WHAT YOU WILL DO: Pull from the data below each line where the word "JSON" occurs, and copy it.

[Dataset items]
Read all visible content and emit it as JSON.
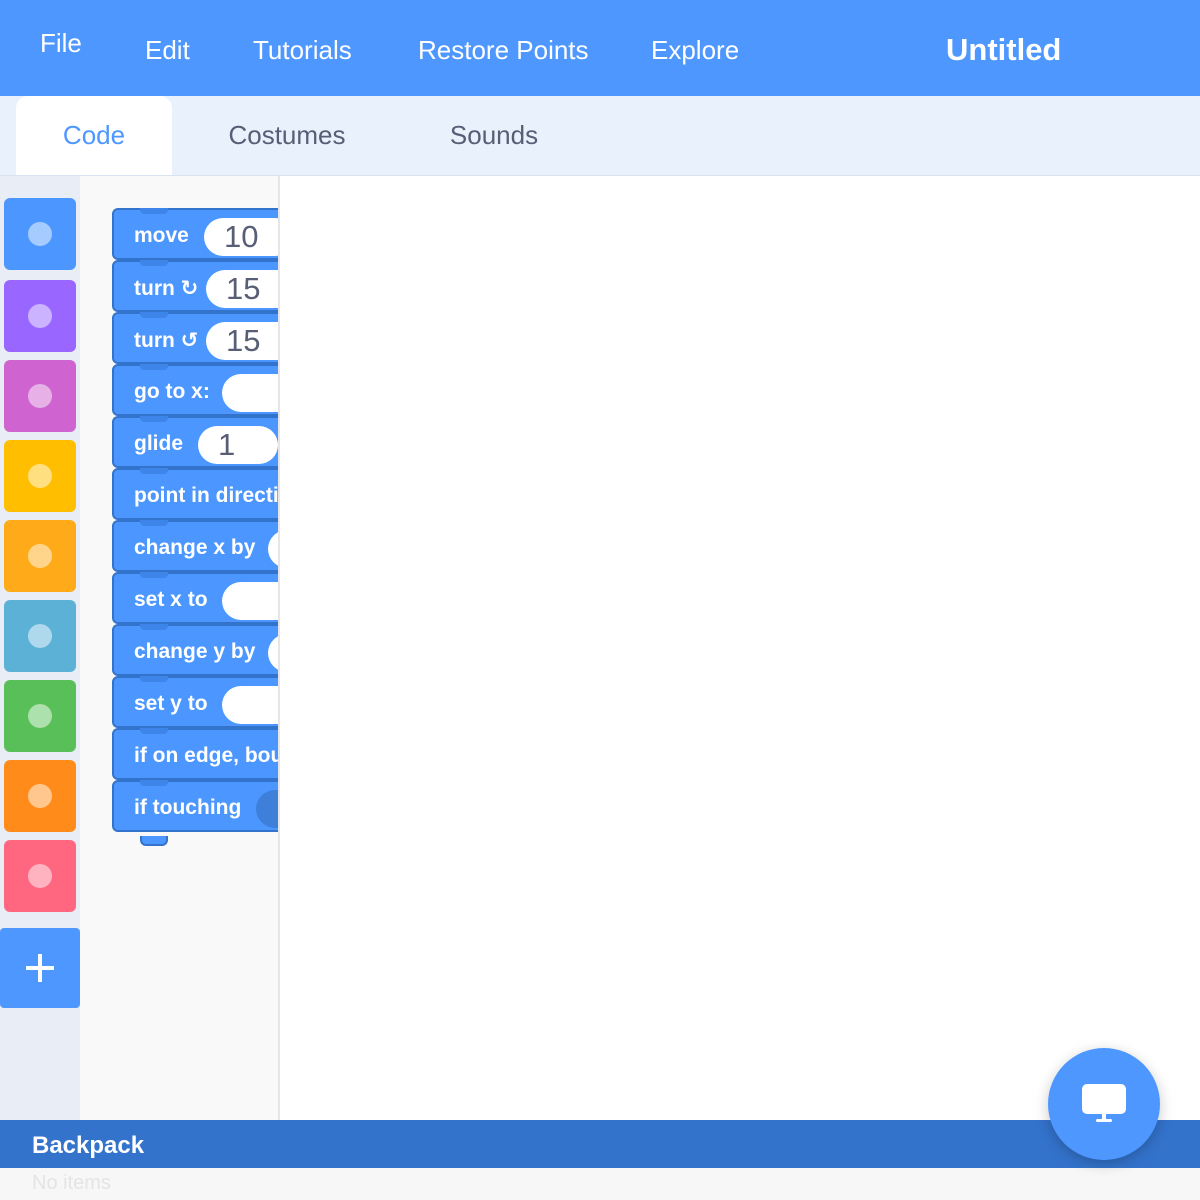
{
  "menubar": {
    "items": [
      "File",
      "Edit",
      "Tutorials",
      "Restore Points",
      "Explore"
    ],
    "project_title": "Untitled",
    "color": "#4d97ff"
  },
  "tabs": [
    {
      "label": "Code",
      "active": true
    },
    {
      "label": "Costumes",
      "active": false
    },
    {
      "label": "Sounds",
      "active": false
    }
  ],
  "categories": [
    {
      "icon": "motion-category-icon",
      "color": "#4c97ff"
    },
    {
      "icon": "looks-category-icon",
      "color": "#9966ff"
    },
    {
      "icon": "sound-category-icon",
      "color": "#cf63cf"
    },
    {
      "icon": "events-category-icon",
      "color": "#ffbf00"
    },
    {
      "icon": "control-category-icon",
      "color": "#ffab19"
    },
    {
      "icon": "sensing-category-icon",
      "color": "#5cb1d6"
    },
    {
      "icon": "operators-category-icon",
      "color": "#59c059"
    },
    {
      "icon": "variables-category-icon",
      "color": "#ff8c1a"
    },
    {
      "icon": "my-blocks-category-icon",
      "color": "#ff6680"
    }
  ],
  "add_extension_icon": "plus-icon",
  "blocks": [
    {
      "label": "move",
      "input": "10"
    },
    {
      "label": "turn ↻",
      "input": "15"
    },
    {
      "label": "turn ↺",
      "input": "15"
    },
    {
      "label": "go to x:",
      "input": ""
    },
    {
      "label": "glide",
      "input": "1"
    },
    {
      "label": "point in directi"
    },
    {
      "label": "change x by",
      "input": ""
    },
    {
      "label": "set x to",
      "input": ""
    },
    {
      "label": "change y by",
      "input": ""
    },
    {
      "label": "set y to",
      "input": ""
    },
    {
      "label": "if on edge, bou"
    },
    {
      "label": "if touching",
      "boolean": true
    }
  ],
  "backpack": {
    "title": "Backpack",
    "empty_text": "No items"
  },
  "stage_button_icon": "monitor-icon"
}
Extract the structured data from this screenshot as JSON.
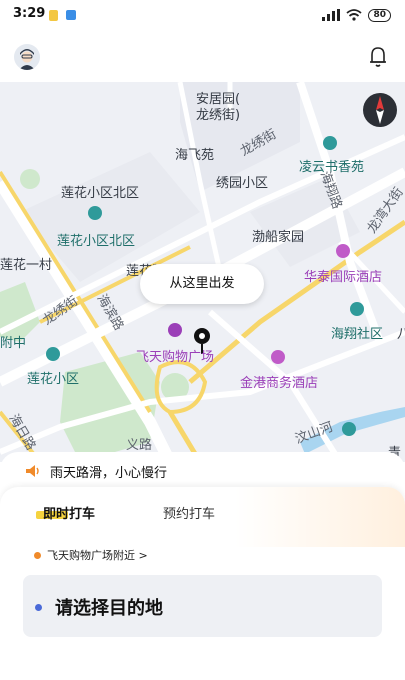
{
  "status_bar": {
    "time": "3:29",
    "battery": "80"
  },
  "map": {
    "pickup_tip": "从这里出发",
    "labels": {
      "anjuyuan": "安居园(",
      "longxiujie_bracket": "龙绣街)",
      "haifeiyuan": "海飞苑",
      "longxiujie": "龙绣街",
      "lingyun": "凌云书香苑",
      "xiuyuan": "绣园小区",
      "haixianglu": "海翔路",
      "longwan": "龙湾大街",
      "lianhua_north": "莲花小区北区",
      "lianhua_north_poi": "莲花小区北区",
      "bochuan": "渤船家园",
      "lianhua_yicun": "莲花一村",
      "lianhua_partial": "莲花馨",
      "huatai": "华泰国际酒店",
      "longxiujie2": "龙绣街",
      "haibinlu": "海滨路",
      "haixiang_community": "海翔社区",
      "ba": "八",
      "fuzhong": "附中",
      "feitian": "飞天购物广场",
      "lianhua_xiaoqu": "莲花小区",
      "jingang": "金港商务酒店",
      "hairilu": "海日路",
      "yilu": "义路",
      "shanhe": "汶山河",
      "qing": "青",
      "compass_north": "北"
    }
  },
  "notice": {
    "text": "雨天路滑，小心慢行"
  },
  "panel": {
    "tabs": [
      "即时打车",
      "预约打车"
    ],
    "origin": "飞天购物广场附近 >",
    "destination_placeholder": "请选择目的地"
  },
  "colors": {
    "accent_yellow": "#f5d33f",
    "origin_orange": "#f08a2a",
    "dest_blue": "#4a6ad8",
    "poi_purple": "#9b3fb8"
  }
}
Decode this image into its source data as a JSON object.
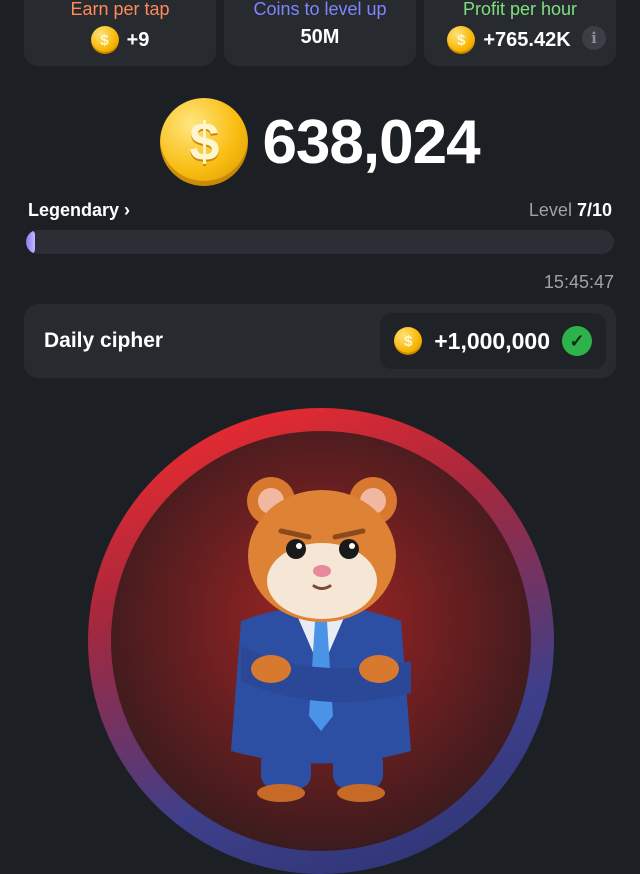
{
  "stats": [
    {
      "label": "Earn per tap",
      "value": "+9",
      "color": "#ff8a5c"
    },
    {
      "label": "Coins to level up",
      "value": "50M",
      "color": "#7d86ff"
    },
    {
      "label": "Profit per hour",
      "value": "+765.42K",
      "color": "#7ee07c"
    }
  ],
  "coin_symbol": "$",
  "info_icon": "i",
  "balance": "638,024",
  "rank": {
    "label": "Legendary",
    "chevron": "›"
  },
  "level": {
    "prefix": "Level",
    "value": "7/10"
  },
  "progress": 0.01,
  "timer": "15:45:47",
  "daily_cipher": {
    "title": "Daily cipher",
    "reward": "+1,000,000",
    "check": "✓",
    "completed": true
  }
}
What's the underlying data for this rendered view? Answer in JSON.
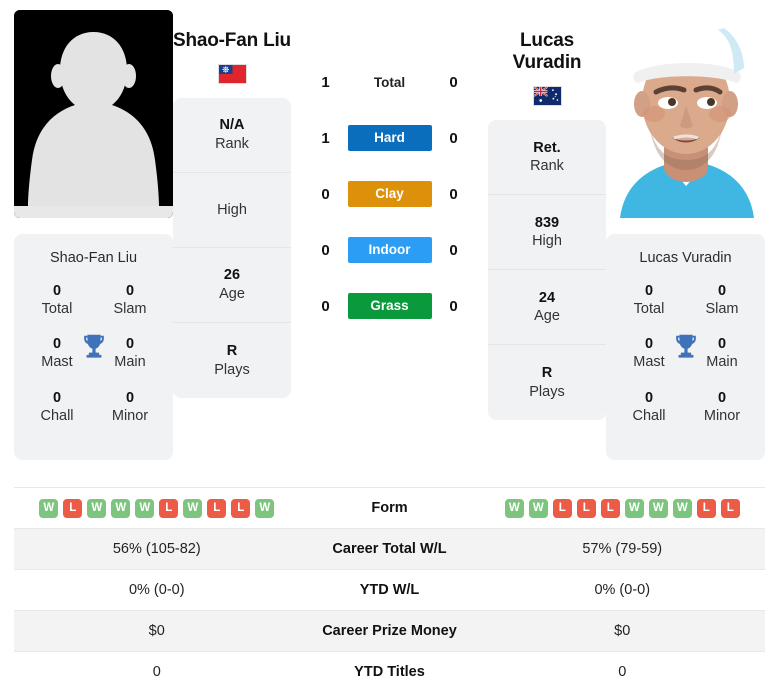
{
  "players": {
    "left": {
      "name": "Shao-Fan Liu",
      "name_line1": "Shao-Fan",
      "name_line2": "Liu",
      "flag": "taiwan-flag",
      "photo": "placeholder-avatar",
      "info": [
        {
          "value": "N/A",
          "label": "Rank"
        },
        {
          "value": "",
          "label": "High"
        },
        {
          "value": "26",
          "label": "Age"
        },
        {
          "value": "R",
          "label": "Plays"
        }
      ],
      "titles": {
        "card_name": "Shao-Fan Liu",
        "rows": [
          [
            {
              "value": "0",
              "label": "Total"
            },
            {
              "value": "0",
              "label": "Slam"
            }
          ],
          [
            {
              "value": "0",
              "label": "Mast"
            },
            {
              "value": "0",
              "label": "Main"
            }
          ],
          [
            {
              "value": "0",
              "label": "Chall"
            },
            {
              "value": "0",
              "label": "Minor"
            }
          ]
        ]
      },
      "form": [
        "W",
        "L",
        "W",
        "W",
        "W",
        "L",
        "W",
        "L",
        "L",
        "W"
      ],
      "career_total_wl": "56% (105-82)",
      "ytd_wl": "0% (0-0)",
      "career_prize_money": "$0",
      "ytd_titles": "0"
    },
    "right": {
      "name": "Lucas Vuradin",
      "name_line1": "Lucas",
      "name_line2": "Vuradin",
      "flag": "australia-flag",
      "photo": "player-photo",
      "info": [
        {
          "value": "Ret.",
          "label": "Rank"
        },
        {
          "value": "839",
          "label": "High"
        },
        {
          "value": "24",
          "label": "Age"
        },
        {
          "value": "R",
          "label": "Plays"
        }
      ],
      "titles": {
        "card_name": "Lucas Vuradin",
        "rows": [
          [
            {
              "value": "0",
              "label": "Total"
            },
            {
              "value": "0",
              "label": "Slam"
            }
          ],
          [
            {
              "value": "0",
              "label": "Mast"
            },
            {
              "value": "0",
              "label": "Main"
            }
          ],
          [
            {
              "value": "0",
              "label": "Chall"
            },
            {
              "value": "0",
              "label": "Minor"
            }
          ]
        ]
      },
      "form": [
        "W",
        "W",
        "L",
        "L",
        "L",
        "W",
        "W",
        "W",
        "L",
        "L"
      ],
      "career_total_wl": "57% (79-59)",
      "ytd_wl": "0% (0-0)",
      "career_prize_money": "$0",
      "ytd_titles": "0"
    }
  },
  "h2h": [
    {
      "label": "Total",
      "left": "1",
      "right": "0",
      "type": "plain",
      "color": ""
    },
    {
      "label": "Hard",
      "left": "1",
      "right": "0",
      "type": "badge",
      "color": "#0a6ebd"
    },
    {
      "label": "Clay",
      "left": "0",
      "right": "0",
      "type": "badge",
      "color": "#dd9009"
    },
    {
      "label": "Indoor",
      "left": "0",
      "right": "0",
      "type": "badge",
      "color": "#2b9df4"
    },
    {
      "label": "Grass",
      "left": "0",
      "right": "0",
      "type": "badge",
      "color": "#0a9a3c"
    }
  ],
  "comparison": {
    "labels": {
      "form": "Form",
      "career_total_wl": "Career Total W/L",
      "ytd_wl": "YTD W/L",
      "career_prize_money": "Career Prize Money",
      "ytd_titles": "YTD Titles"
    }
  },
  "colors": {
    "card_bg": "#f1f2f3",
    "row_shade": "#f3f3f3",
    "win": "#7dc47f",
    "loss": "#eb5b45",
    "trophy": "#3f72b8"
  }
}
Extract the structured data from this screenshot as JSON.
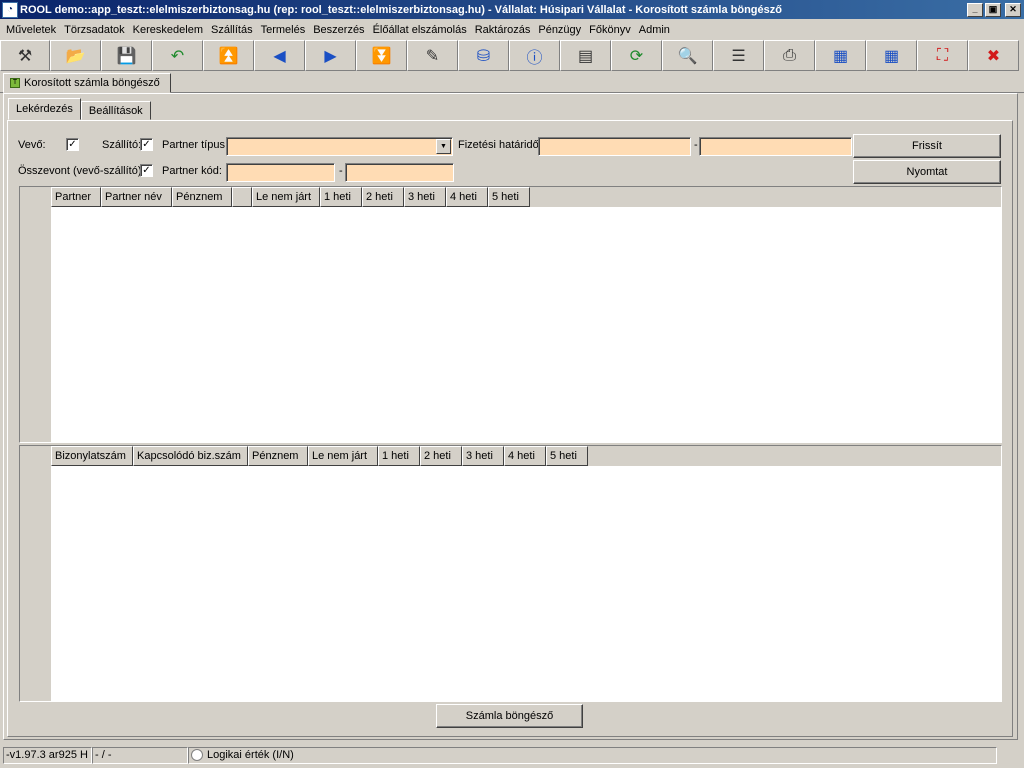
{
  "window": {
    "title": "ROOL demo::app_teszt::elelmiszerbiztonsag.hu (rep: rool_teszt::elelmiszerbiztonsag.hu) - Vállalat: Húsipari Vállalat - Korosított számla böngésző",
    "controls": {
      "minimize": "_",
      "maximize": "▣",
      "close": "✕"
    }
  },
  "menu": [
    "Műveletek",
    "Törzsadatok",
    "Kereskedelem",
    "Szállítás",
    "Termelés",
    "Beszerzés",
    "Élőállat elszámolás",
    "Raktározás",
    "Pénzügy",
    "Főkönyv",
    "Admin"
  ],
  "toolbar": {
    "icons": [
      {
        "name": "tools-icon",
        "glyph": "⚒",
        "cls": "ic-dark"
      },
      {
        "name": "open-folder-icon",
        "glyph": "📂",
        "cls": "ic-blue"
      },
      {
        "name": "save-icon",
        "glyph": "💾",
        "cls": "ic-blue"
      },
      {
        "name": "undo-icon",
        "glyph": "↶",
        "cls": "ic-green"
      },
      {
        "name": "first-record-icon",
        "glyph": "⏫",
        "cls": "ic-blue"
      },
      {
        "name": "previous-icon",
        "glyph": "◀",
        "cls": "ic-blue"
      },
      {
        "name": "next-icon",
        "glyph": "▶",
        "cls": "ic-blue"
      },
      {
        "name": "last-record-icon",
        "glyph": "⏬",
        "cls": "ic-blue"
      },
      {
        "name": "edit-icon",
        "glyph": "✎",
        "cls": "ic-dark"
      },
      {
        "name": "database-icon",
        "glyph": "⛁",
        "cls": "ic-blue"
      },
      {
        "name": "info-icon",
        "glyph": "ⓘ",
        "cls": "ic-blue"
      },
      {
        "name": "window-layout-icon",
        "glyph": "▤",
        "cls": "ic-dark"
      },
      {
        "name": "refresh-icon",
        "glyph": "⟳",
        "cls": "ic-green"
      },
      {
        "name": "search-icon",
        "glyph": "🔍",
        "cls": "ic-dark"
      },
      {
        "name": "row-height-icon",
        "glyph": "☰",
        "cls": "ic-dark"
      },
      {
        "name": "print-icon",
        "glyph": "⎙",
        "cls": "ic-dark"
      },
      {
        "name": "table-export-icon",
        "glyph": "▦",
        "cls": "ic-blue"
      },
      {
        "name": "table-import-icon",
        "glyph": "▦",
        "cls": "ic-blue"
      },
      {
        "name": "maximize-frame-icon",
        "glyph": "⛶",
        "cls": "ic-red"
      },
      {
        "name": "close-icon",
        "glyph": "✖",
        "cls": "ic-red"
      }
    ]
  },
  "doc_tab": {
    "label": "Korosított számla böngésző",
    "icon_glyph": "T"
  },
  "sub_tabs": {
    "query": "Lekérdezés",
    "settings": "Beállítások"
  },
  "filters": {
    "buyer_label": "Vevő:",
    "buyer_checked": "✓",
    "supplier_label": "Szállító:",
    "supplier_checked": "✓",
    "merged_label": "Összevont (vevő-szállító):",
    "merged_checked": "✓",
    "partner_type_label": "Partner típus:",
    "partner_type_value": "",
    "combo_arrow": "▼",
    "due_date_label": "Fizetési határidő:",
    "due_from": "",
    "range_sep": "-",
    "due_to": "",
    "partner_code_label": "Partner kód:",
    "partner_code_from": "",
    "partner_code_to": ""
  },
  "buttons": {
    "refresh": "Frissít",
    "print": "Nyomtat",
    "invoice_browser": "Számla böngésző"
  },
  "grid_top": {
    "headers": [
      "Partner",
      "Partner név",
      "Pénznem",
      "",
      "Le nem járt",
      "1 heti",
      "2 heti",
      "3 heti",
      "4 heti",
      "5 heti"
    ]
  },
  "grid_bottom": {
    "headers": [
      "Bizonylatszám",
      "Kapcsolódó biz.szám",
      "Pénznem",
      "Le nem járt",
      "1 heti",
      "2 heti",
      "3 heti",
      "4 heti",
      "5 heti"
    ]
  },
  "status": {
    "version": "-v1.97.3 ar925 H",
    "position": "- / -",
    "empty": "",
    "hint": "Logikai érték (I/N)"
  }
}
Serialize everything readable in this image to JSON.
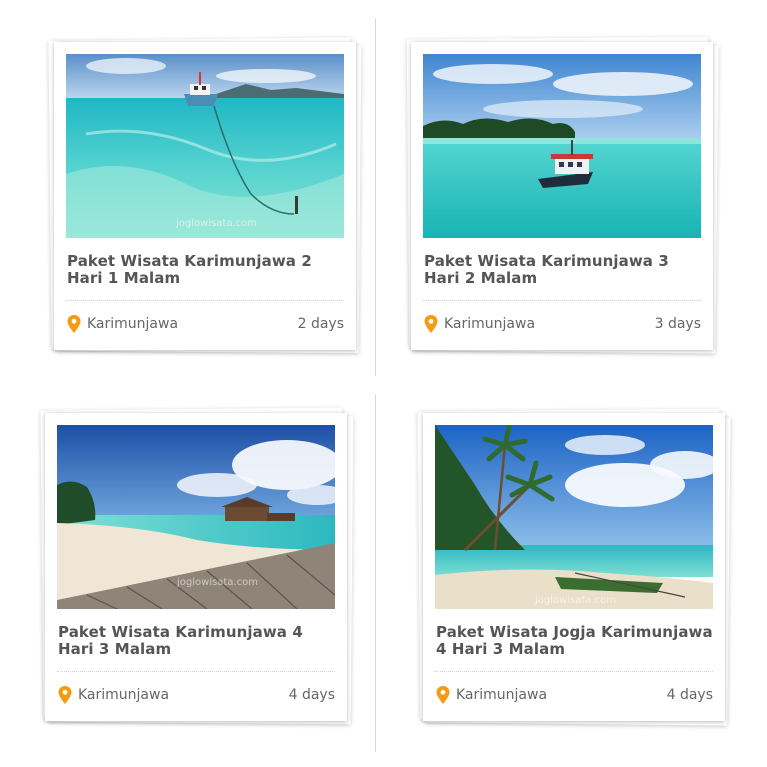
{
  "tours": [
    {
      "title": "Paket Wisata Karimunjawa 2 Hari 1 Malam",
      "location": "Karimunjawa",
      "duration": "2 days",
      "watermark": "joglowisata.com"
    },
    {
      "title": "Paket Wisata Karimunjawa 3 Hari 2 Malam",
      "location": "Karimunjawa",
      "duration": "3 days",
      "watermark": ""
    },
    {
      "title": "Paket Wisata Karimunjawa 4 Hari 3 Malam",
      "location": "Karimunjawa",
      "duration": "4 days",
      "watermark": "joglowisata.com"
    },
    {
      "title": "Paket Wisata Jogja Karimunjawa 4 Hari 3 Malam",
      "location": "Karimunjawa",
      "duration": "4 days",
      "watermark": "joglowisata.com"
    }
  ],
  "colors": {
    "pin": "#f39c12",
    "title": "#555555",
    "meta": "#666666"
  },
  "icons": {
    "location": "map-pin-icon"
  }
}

RESPONSE:
Read all visible content and emit it as JSON.
Extract the structured data from this screenshot as JSON.
Decode this image into its source data as a JSON object.
What's the underlying data for this rendered view? Answer in JSON.
Extract the structured data from this screenshot as JSON.
Serialize everything readable in this image to JSON.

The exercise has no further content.